> [Work required]: Please copy each line below that contains the word "dots".

> [Dataset records]:
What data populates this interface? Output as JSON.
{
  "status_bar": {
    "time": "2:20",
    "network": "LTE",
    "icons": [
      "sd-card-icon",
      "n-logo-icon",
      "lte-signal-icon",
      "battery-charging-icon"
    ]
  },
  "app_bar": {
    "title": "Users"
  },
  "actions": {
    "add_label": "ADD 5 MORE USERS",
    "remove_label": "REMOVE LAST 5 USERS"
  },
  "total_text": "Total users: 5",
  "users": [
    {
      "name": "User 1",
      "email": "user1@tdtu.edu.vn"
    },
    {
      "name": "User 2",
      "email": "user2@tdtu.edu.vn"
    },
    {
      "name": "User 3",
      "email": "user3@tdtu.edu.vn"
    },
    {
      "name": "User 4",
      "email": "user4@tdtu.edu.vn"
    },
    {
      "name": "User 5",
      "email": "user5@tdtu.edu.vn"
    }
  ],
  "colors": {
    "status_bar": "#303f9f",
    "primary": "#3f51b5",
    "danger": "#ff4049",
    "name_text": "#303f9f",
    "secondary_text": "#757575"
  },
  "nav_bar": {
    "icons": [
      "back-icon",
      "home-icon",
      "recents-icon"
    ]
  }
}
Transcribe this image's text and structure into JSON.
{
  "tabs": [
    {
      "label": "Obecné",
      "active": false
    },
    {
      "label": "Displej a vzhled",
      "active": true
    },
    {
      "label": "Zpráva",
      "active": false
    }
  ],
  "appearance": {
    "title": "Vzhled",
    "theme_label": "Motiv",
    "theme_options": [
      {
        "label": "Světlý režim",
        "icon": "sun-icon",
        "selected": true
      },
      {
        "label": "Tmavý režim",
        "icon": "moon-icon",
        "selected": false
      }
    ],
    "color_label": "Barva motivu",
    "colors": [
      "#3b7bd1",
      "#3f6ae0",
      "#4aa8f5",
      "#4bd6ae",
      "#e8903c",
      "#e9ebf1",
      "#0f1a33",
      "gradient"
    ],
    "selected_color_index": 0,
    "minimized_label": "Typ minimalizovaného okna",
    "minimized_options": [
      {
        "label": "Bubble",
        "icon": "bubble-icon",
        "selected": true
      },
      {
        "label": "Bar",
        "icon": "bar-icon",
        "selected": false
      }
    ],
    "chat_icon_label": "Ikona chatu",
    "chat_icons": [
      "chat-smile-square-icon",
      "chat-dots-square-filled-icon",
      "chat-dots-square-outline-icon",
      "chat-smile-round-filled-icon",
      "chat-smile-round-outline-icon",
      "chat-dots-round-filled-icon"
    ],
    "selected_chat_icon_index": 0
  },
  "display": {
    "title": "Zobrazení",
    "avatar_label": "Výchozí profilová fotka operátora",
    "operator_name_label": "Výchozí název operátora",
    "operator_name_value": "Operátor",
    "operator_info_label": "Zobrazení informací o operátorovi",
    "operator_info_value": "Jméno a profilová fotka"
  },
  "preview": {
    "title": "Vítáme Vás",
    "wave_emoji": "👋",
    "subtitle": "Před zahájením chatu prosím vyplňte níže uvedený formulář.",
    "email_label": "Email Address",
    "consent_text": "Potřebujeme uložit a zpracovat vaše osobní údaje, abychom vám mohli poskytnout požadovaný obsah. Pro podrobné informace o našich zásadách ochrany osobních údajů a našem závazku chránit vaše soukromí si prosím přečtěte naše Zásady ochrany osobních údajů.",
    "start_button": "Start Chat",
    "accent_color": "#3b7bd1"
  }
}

> [Exercise result]:
      "chat-dots-square-filled-icon",
      "chat-dots-square-outline-icon",
      "chat-dots-round-filled-icon"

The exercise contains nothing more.